((

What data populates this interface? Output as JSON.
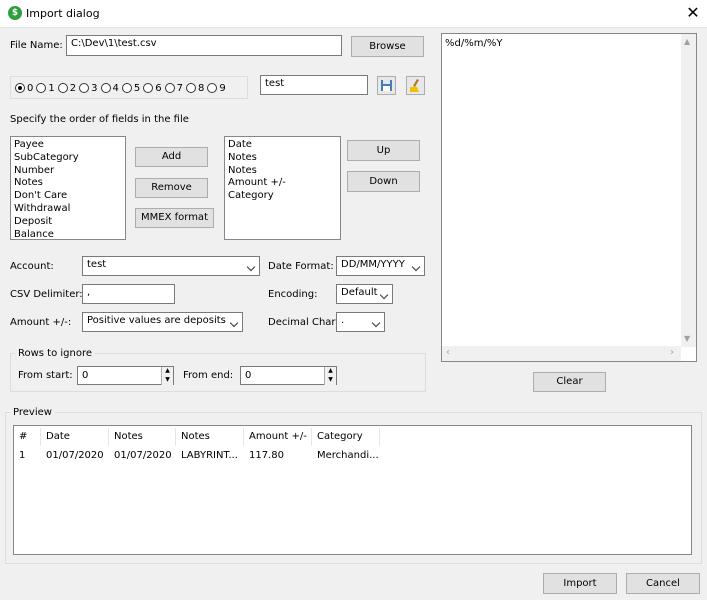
{
  "window": {
    "title": "Import dialog",
    "close_glyph": "✕"
  },
  "file": {
    "label": "File Name:",
    "value": "C:\\Dev\\1\\test.csv",
    "browse_label": "Browse"
  },
  "presets": {
    "options": [
      "0",
      "1",
      "2",
      "3",
      "4",
      "5",
      "6",
      "7",
      "8",
      "9"
    ],
    "selected": "0",
    "name_value": "test"
  },
  "fields": {
    "instruction": "Specify the order of fields in the file",
    "available": [
      "Payee",
      "SubCategory",
      "Number",
      "Notes",
      "Don't Care",
      "Withdrawal",
      "Deposit",
      "Balance"
    ],
    "selected": [
      "Date",
      "Notes",
      "Notes",
      "Amount +/-",
      "Category"
    ],
    "add_label": "Add",
    "remove_label": "Remove",
    "mmex_label": "MMEX format",
    "up_label": "Up",
    "down_label": "Down"
  },
  "settings": {
    "account_label": "Account:",
    "account_value": "test",
    "date_format_label": "Date Format:",
    "date_format_value": "DD/MM/YYYY",
    "csv_delim_label": "CSV Delimiter:",
    "csv_delim_value": ",",
    "encoding_label": "Encoding:",
    "encoding_value": "Default",
    "amount_label": "Amount +/-:",
    "amount_value": "Positive values are deposits",
    "decimal_label": "Decimal Char",
    "decimal_value": "."
  },
  "rows_ignore": {
    "title": "Rows to ignore",
    "start_label": "From start:",
    "start_value": "0",
    "end_label": "From end:",
    "end_value": "0"
  },
  "date_mask": {
    "text": "%d/%m/%Y",
    "clear_label": "Clear"
  },
  "preview": {
    "title": "Preview",
    "columns": [
      "#",
      "Date",
      "Notes",
      "Notes",
      "Amount +/-",
      "Category"
    ],
    "rows": [
      [
        "1",
        "01/07/2020",
        "01/07/2020",
        "LABYRINT...",
        "117.80",
        "Merchandi..."
      ]
    ]
  },
  "footer": {
    "import_label": "Import",
    "cancel_label": "Cancel"
  },
  "colors": {
    "app_icon": "#2e9e3e",
    "background": "#f0f0f0"
  }
}
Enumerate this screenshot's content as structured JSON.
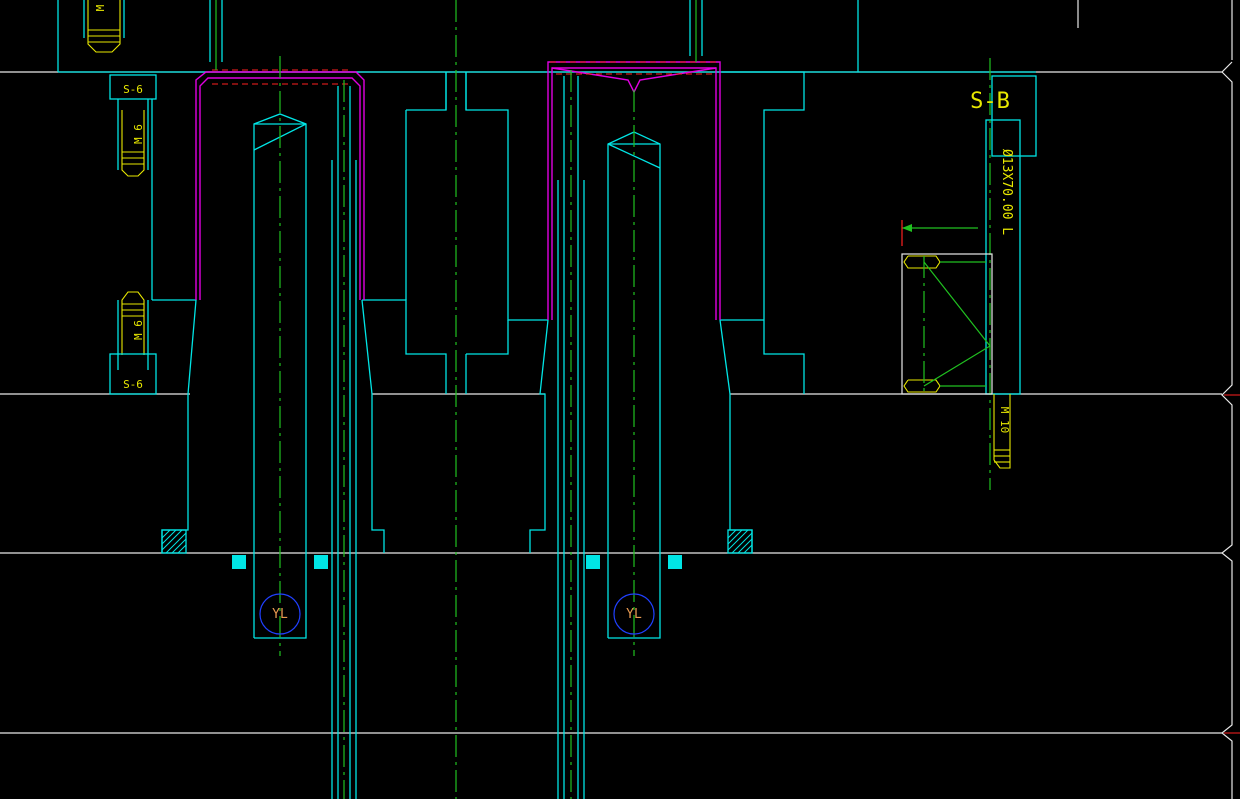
{
  "drawing": {
    "background": "#000000",
    "colors": {
      "outline": "#00e5e5",
      "plate_lines": "#e8e8e8",
      "insert": "#e000e0",
      "centerline": "#20c020",
      "annotation": "#e8e800",
      "hidden": "#ff2020",
      "cooling_circle": "#2040ff",
      "marker": "#e89a50"
    },
    "labels": {
      "screw_top": "S-6",
      "screw_bottom": "S-6",
      "thread_upper": "M 6",
      "thread_lower": "M 6",
      "top_left_thread": "M",
      "spring_label": "S-B",
      "spring_dim": "Ø13X70.00 L",
      "bottom_thread": "M 10",
      "marker_left": "YL",
      "marker_right": "YL"
    }
  }
}
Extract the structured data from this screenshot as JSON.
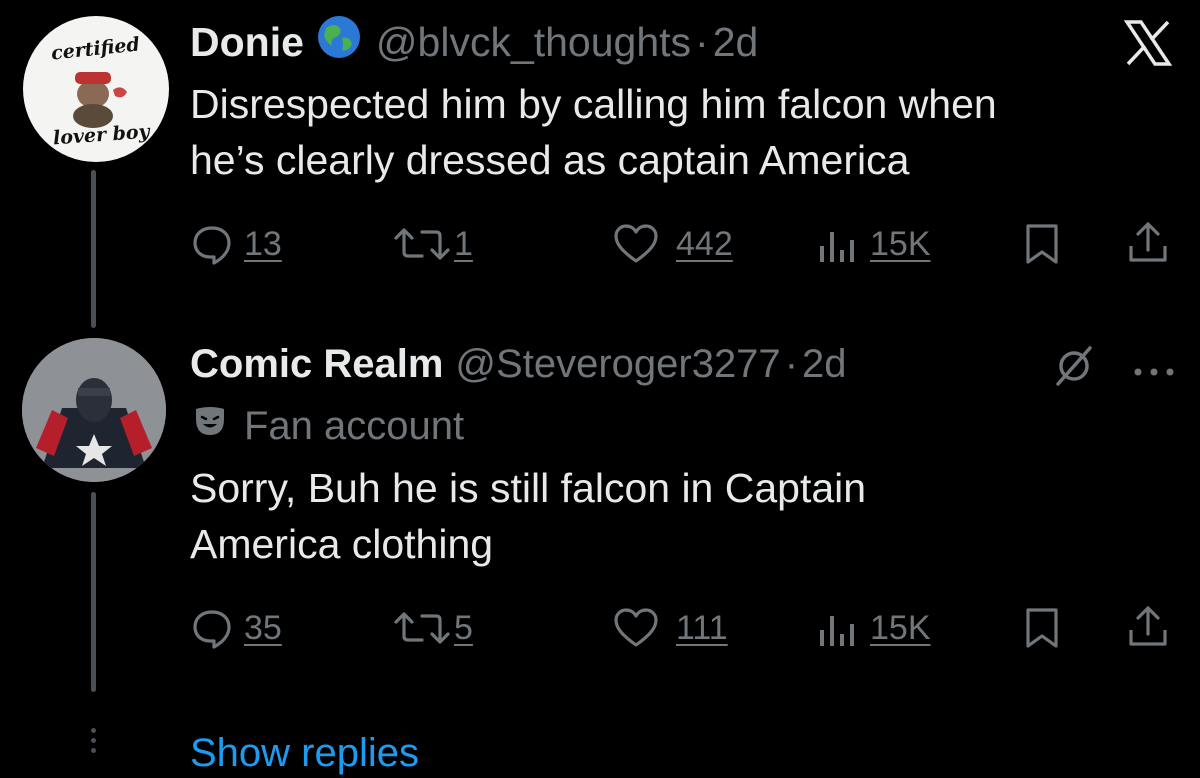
{
  "tweet1": {
    "avatar": {
      "top_text": "certified",
      "bottom_text": "lover boy"
    },
    "display_name": "Donie",
    "name_icon": "globe-emoji",
    "handle": "@blvck_thoughts",
    "sep": "·",
    "time": "2d",
    "platform_icon": "x-logo-icon",
    "text_line1": "Disrespected him by calling him falcon when",
    "text_line2": "he’s clearly dressed as captain America",
    "metrics": {
      "replies": "13",
      "reposts": "1",
      "likes": "442",
      "views": "15K"
    }
  },
  "tweet2": {
    "display_name": "Comic Realm",
    "handle": "@Steveroger3277",
    "sep": "·",
    "time": "2d",
    "label_icon": "theater-mask-icon",
    "label": "Fan account",
    "text_line1": "Sorry, Buh he is still falcon in Captain",
    "text_line2": "America clothing",
    "metrics": {
      "replies": "35",
      "reposts": "5",
      "likes": "111",
      "views": "15K"
    }
  },
  "show_replies": "Show replies",
  "colors": {
    "background": "#000000",
    "text": "#e7e9ea",
    "secondary": "#71767b",
    "link": "#1d9bf0"
  }
}
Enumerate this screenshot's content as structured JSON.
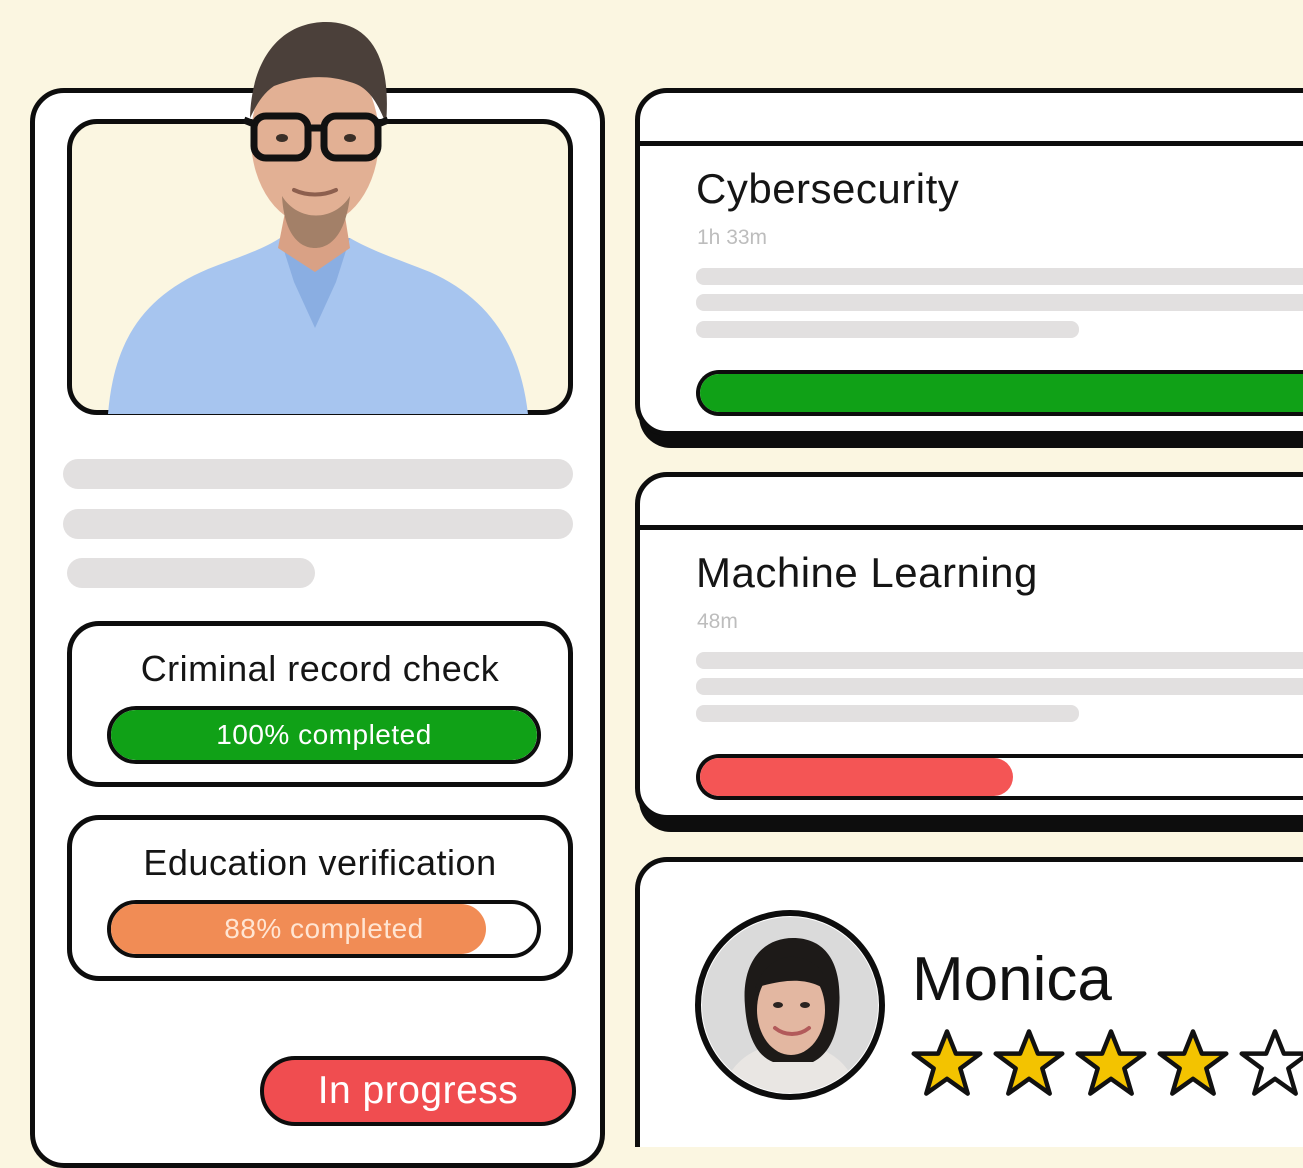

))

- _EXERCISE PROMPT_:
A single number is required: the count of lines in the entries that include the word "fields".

- _RESULT FOR THIS TASK_:
2